BEGIN Data

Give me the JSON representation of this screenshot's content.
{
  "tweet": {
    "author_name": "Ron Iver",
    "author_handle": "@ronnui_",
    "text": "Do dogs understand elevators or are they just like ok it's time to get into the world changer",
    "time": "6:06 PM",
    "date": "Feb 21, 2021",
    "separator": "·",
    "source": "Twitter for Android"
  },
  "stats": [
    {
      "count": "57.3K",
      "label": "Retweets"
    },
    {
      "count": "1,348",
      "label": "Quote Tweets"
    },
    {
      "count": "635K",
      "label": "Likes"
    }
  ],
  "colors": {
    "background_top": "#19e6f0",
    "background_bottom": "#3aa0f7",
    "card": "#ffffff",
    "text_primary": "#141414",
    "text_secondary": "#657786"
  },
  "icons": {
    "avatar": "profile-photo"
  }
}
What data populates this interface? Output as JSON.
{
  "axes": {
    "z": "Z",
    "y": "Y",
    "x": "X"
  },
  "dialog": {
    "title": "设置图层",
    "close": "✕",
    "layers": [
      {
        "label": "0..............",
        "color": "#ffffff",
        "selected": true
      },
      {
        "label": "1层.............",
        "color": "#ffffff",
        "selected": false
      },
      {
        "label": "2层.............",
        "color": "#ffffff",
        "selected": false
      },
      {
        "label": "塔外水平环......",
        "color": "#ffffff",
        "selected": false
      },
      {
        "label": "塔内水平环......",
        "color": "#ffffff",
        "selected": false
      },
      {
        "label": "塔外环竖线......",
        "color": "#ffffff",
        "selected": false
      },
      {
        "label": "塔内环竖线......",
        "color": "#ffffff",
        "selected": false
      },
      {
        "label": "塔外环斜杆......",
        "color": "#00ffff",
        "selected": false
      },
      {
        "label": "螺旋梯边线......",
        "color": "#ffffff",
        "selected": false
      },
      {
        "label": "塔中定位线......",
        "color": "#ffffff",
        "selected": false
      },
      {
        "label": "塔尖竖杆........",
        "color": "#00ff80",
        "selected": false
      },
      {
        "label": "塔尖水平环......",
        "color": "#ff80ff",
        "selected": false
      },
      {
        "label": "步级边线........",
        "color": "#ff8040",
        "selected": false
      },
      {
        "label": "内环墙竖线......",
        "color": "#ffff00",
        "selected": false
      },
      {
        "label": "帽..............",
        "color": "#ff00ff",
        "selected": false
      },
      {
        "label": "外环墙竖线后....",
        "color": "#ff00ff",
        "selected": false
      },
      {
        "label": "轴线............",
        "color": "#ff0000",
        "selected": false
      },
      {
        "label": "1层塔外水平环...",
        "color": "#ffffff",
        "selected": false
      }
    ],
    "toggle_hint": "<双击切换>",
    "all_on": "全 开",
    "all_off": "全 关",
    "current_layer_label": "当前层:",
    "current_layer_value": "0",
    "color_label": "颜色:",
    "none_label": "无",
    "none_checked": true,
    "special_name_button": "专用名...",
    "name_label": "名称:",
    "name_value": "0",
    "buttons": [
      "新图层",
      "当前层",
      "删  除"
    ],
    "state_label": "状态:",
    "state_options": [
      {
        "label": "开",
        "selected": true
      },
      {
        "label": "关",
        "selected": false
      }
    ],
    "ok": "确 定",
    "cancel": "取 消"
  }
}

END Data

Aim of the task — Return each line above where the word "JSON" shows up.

Exercise answer —
Give me the JSON representation of this screenshot's content.
What data populates this interface? Output as JSON.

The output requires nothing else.